If the answer to these questions is negative, then there is no point in using a certain feature of your programming language. Considering that making something much more complicated than it should be is such a widely seen problem in this industry, it might be worth ruminating on this issue for a while.

I can only guess why the complexity is so highly sought after, but I think it has something to do with the way the software is being built. In case you haven’t noticed so far, most of the software is only expanding and very rarely you will be able to remove anything from it. There is always another feature or edge case to handle, thus more code has to be written.

The old code, however, should still be working. You don’t want to break the existing functionality as that would annoy your users who might migrate to another project that is not breaking all the time. Imagine a programming language that would break your old code with every release; no one would ever use it for building a long term project.

Now imagine a programming language that would be 100% backwards compatible. Such a programming language could only add new functionality as any changes to its existing APIs would break the old code. As a consequence of keeping the backwards compatibility promise, the programming language would accumulate all sorts of cruft that developers would have to learn and navigate around. The developers would have to become scholars of trivia, as otherwise they might trip over some badly designed API.

One of the main fears that lingers in developer’s brain is to be perceived old and stale. You have to keep up with times or else you might have trouble finding your next employment. The easiest way to keep up with this “progress” 2 is to incorporate it in your day to day work.

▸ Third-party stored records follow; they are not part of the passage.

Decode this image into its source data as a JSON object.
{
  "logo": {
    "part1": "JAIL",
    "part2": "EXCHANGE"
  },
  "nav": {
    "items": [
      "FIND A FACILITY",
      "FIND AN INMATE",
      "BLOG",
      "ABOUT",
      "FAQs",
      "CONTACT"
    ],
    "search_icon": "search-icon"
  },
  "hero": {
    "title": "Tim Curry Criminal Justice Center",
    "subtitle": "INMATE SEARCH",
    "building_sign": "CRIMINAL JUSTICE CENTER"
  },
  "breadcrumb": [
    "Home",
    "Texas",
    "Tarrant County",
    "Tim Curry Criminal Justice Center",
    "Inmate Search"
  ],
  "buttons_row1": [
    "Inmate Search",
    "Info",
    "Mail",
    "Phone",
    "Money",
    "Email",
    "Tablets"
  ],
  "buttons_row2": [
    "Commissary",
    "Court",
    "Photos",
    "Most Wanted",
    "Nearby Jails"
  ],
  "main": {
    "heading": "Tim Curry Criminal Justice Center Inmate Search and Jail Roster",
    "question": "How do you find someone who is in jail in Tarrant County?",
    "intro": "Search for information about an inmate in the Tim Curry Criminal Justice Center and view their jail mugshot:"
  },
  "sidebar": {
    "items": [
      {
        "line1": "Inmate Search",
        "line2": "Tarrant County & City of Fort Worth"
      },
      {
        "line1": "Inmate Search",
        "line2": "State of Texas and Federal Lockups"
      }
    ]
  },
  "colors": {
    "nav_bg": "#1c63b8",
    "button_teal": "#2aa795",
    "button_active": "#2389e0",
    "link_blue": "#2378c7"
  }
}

So you will encounter excited developers that will try to convert existing for loops into little map reduce chains, because that is more, spins wheel, “maintainable.” Not to mention that for loops are dangerous; somebody might accidentally mutate your data during the iteration and you better prevent such accidents from happening.

As much hate as the Go programming language gets for not having certain features, it does a pretty good job of keeping the amount of trivia one has to learn to the minimum. If only more developers subscribed to this idea.

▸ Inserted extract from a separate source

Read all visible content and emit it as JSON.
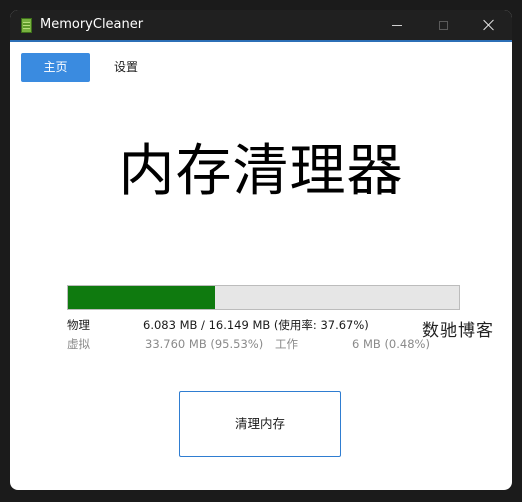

Notes


  1. If you can even call a decade old feature modern. Somebody not knowing anything about a decade old feature might sound bizarre to the person who has specialized in that specific programming language, but occasionally you just have to go and fix things that are outside your comfort zone. ↩︎

  2. We can hardly call it progress, as programmers keep rediscovering the concepts and giving them new names: “No that’s not a monolith, it’s a macro service.” ↩︎